Poker is a right bitch. One moment it’s giving you a cuddle, and telling you that it loves you, and the next moment it’s banging your best friend. Griffin Benger knows how fickle poker love is. When Flush_Entity decided to take his online roadshow into the brick and mortar world, it took a few years for the adjustment to kick in, but this year…kick in it has.
In March, Benger took his first title when he bested a field of 104-runners to win a £1,000 No-Limit Hold’em Turbo at EPT London for $50,096, before taking down the €10,000 NLHE High Roller Re-Entry at EPT Berlin for €429,000.
That sweet victory for Benger made sure he arrived at the WSOP with form and confidence on his side. A 16th place finish in Event #2: $5,000 NLHE 8-Handed was a great start, but with just 14-players remaining in Event #40: $1,500 NLHE Benger was strolling towards the final table when disaster struck.
There were only two of them with over a million in chips. Benger was one of them and the other player Peter Hengsakul had the Canadian covered. Richard Dubini opened the action to 44,000 from first position and Hengsakul open shoved for 1.2 million. Benger looked down to see pocket aces and snap-called and Hengsakul showed pocket kings. 25% of the chips were about to find a new home in front of the red-hot Canadian when the king of clubs hit the river to produce an expletive or two from Benger.
Like I said…poker is a bitch.
“It’s just one of those things. The typical horror story with aces versus kings. I never finish worse that top three in the tournament after that.
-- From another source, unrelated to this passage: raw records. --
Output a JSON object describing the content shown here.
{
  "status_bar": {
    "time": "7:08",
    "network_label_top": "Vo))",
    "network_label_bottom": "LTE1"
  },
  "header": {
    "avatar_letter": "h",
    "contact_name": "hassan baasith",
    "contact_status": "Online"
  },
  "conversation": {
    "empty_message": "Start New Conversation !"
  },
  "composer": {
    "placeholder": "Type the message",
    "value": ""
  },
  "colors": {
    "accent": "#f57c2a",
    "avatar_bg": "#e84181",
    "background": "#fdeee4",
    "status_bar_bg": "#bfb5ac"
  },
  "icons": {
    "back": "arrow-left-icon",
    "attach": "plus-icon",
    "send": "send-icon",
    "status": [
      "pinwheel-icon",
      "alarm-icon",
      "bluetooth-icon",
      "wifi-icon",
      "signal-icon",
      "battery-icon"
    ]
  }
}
But I was fortunate to be there, fortunate to have the opportunity to play and I’m just grateful to have all of these opportunities in my life.” Said a reflecting Benger.
The limelight always shines brightest on the online starlets that decide to venture into the real world. Chris Moorman experienced it and Benger is going through the same experience now. That’s why the High Roller victory at Berlin was so important for the Canadian. It got that monkey off his back nice and early.
“That win in Berlin was huge. It was the culmination of all of my hard work. It’s very difficult to actuate your variance in live tournaments, but to win one in such a big tournament – and on my birthday as well – it was a really proud moment for me and my friends.”
So if Benger had a choice would he prefer to play live or online?
“I much prefer playing online on a Sunday say. If it was a toss up between playing online or playing in a 10-handed $1,000 then it would be online all day long. Playing the four-max last year was so much fun though, so I prefer live poker when it comes to the fun side of things, especially when you go deep.”
Benger comes from a long line of poker players who used to make a living through professional gaming. Counter Strike was the game of choice for Benger, but just like Elky said when I was interviewing him the other day, it’s difficult to keep the two disciplines motoring along at the same time.
“I am completely disconnected from the gaming community because I am so invested in the poker community. In a game like Counter Strike there is always some 17-year old kid who is playing so may more hours than you. When you are here it can sometimes feel like a job, and a grind…but most of the time it’s so much fun. I am a very lucky guy to be able to do what I do.”
He may be disconnected from the gaming community but he is 100% plugged into the poker community. He is bubbly, infectious and obviously very good at what he does. Whether it’s online, or live, I think we are going to be seeing the name of Griffin Benger at the top of the chip stacks for a very long time.